Breast cancer awareness: Save lives, not ‘tatas’
October is Breast Cancer Awareness Month, and everywhere you turn, from the supermarket line to the gas station pump, there are pink ribbons and pleas to donate to cancer foundations.
This in itself is not a bad thing. I whole-heartedly agree with raising awareness about breast cancer research and foundations that help those who struggle with or have survived the disease.
But when campaigns have slogans such as “I love Boobies” or “Save the Tatas,” that sends the wrong type of message. A woman is not defined by a single part of her anatomy.
Shouldn’t we be focusing on saving lives, not breasts?
These types of slogans are also sexualizing a disease in which absolutely no part is sexy. Chemotherapy, rehabilitation, mastectomies — these are the realities these women face. What does “No Bra Day” have to do with supporting and acknowledging their hardships?

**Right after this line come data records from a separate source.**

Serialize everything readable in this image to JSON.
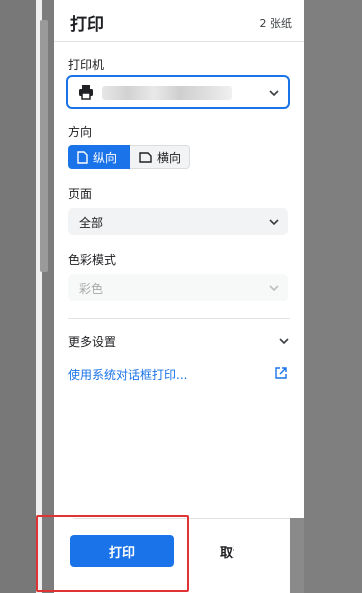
{
  "header": {
    "title": "打印",
    "sheets": "2 张纸"
  },
  "printer": {
    "label": "打印机",
    "icon": "printer-icon"
  },
  "orientation": {
    "label": "方向",
    "portrait_label": "纵向",
    "landscape_label": "横向",
    "selected": "纵向"
  },
  "pages": {
    "label": "页面",
    "value": "全部"
  },
  "color_mode": {
    "label": "色彩模式",
    "value": "彩色",
    "disabled": true
  },
  "more_settings": {
    "label": "更多设置"
  },
  "system_dialog": {
    "label": "使用系统对话框打印..."
  },
  "footer": {
    "print_label": "打印",
    "cancel_label": "取消"
  },
  "colors": {
    "accent": "#1a73e8",
    "highlight": "#e03434"
  }
}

When companies and campaigns try to make these slogans lewd just so a sleazy man can walk around wearing a shirt about how much he loves a woman’s chest, they are undermining the real battles cancer patients have to face, ones that can have devastating consequences.
Women are objectified every day by men who only see them as parts of a whole — a nice pair of legs, a thin waist or big boobs. These slogans help perpetuate this objectification and directly link a woman’s worth to her breasts.
What does this mean for women who have had their breasts removed? My great aunt survived breast cancer, but only after getting a mastectomy that removed one of her breasts. Now, she wears a prosthetic instead. Does that make her any less of a woman?
These slogans can actually do real damage to the self-esteems of women who have had mastectomies and feel marginalized because of the way society values a part of them they had no choice but to remove.
Plus, breast cancer is a disease that affects men as well as women. These campaigns about saving traditionally female breasts completely ignore the fact that more than 2,000 men will be diagnosed with breast cancer this year, according to the Susan G. Komen organization. Saving the lives of these men is just as important, and shouldn’t be overlooked because of some stupid slogans.
Ultimately, breast cancer awareness campaigns should revolve around one thing: saving lives. Millions of women and thousands of men struggle with the disease, and their lives should take precedent over a single part of their anatomy.
This year alone it is estimated that breast cancer will kill more than 40,000 women and more than 400 men in the United States. So, this month, every time you think about donating to support this cause, don’t worry about saving “boobies” or “tatas.” Worry about saving these lives.
Deanna Ferrante is a Senior Staff Writer at the Central Florida Future.